Going line by line through the entries below, note each one with "this", then report how many there are and nothing else.

*** Opening Source information ***

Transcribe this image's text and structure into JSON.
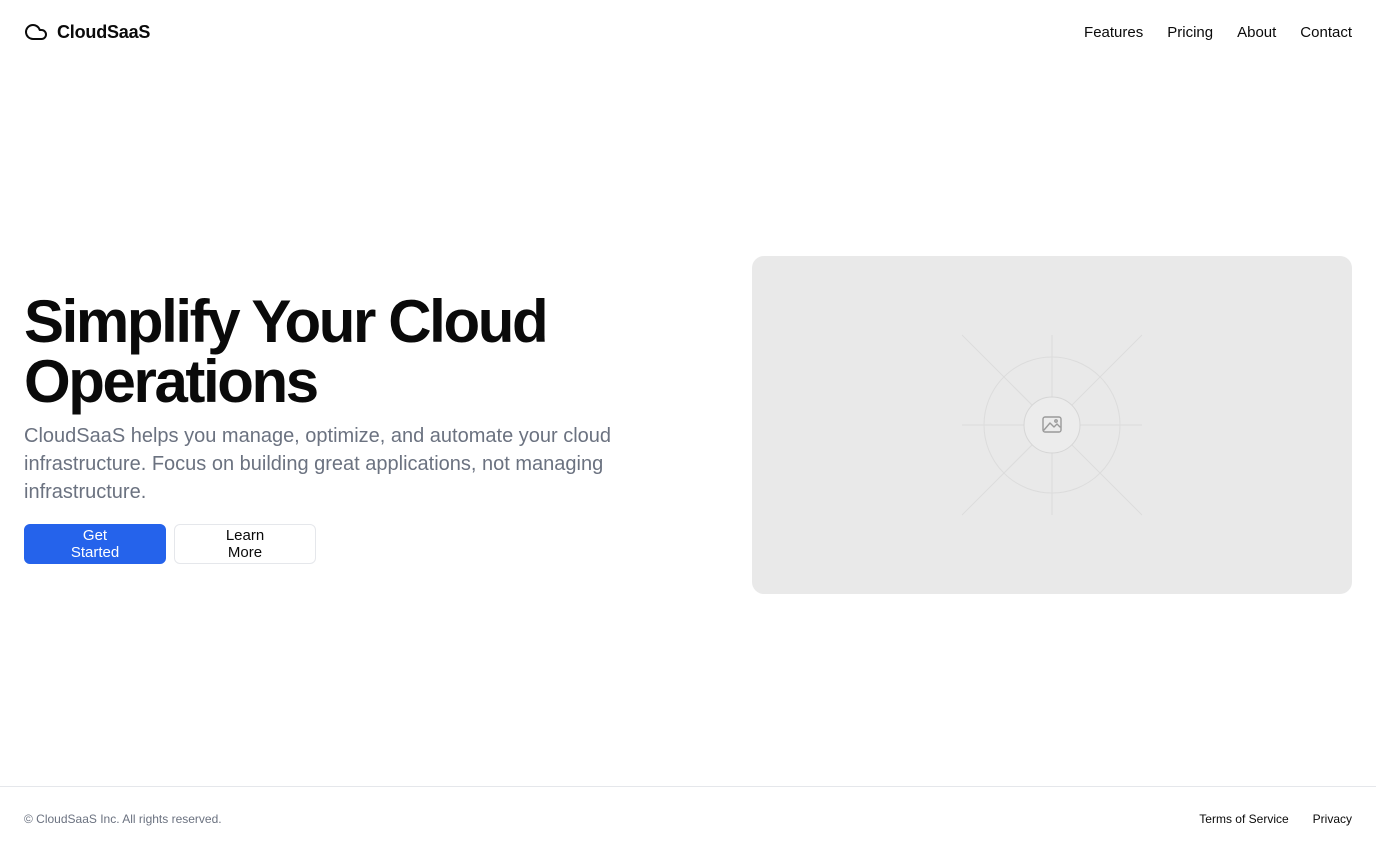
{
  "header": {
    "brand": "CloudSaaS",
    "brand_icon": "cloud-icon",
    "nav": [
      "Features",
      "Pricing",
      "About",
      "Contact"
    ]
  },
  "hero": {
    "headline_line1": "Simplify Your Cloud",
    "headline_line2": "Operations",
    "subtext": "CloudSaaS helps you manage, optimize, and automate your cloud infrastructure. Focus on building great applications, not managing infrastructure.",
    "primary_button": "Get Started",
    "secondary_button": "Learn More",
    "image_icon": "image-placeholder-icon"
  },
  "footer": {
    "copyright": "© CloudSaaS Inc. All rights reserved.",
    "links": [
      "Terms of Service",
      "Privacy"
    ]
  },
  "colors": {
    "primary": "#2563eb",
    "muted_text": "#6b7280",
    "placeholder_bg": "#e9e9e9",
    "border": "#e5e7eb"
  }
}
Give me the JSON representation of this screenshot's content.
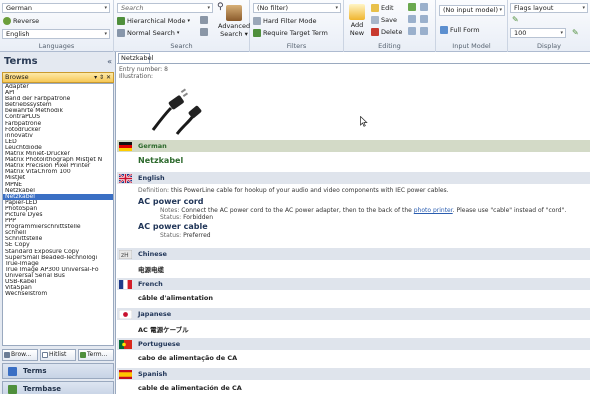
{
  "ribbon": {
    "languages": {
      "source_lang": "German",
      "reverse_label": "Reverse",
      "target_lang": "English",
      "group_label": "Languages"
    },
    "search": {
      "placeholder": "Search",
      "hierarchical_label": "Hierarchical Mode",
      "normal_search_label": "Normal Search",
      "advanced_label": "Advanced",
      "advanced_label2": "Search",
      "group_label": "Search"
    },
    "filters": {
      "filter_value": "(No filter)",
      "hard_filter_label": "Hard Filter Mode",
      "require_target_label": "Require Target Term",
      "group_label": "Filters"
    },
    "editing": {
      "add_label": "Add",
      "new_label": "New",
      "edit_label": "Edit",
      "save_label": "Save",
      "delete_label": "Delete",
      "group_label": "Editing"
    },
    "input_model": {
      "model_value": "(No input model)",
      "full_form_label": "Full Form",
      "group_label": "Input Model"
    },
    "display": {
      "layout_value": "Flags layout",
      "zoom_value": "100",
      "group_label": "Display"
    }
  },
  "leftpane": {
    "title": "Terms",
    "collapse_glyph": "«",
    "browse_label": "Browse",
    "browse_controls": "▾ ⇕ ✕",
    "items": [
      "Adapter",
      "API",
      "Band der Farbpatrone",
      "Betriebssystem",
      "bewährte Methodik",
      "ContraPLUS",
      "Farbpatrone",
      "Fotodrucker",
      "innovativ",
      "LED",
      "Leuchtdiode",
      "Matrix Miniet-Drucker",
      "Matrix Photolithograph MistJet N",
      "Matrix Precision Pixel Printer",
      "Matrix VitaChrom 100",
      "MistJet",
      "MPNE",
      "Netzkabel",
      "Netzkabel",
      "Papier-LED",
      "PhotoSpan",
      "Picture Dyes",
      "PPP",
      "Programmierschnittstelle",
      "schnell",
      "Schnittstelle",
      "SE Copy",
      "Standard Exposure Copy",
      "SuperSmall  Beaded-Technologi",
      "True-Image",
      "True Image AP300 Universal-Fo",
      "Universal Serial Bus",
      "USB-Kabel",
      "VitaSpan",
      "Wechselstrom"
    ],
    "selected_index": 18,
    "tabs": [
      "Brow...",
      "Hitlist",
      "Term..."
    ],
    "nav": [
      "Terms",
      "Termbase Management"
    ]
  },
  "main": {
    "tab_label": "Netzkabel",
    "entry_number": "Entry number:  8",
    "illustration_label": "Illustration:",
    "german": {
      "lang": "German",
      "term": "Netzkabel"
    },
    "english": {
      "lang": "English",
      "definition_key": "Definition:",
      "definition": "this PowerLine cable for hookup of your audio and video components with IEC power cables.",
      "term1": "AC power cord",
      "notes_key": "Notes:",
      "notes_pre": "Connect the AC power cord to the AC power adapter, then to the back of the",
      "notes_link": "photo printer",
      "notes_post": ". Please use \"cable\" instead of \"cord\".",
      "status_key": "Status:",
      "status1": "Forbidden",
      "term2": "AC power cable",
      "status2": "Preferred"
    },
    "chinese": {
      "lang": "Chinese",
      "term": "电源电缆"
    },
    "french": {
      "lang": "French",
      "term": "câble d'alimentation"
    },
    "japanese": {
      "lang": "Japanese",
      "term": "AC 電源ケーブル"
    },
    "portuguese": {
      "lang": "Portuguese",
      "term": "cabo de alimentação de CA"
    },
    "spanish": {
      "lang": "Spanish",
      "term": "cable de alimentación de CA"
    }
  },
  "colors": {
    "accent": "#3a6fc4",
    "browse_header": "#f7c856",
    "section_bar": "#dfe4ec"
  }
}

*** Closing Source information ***

## [Task result]
3